I don't know whether the British Museum has only recently started having concerts, or whether I just never paid attention before, but I was back there last night to hear a performance on the guqin, or Chinese zither, by the world-renowned player Li Xiangting. The guqin, like the rubab, was an instrument I'd heard played but never seen. Unfortunately, photography wasn't permitted during the concert. I wish I could show you the varied techniques that a guqin player uses, sometimes seeming to strike the strings like piano keys, sometimes strumming and sliding.
Before he began playing, Mr Li gave a brief talk (in Chinese, with the presenter translating) about the guqin's traditional relationship with painting and calligraphy. Later on we got to see this relationship in action. The artist Guo Le (who turned out to have been sitting next to me in the audience) joined Mr Li on stage. The presenter announced that Mr Guo would create a painting based on a theme chosen by the audience, while Mr Li improvised a tune on the guqin and xiao (bamboo flute). The subject we eventually chose was a Shih Tzu dog. This caused some difficulty at first, as neither musician, painter nor presenter had heard of the breed before. Fortunately, the production assistant found a picture online and projected it onto the overhead screen. Mr Guo produced a very characterful picture of the dog, while Mr Li came up with suitably bouncy accompanying music.

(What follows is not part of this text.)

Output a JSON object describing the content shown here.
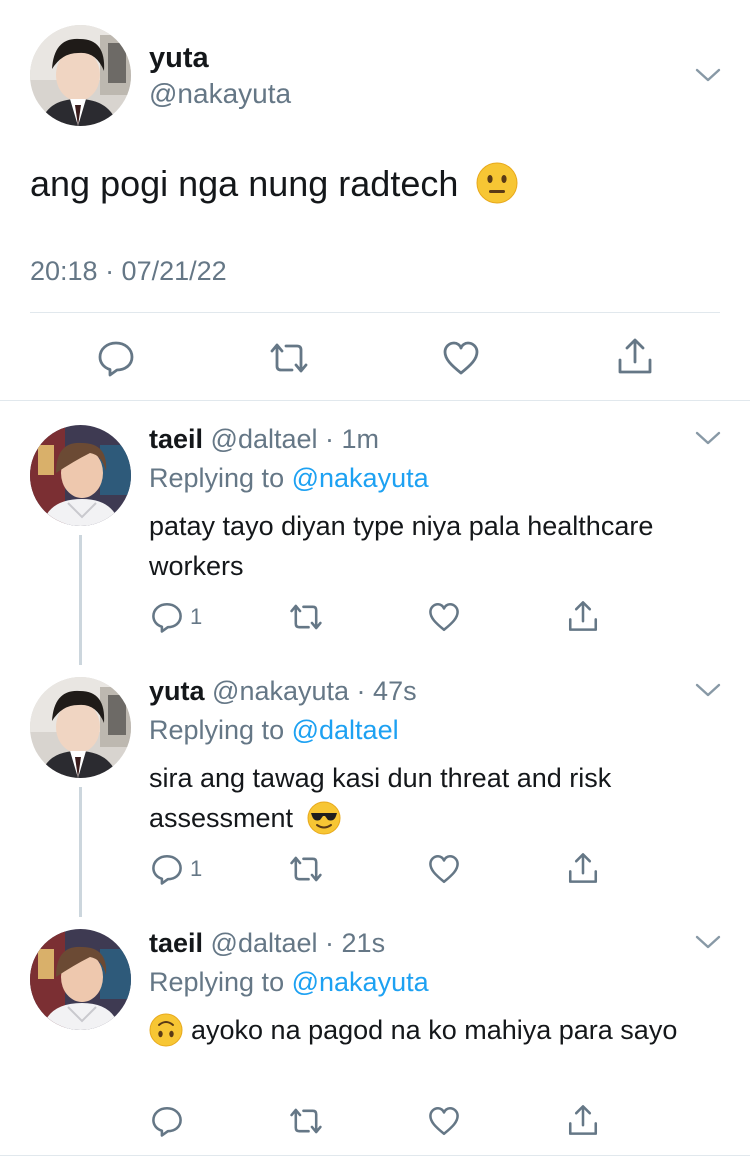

Most of the rest of the programme consisted of traditional music. I particularly liked Yi Guren ("Remembering an Old Friend"), a wistful composition from the early 19th century, and Jiu Kuang ("Wine Drunkenness"), a convincingly tipsy-sounding piece from the 15th century. There was also a contemporary composition, Jieshi ("Secluded Orchid in Jieshi Mode"), which the composer Raymond Yiu had based on the oldest surviving guqin tablature, from the sixth century. For this performance Mr Li was joined by members of the English Chamber Orchestra, who made modernist noises behind him while he played a conventional-sounding melody.

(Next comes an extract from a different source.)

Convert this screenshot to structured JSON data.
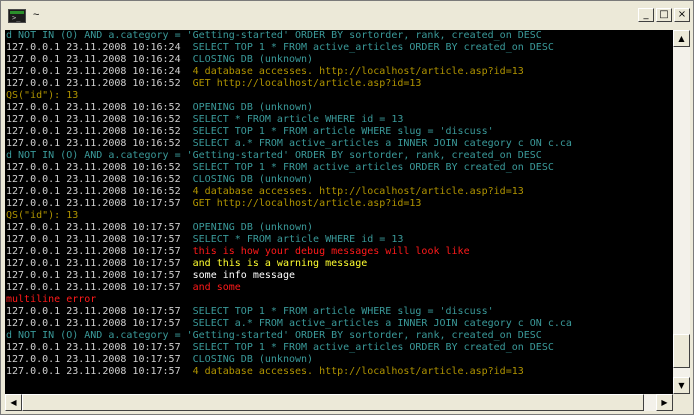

The only distraction from the music was a couple of mice who ran back and forth in front of the stage. The Gayer-Anderson Cat would not be pleased!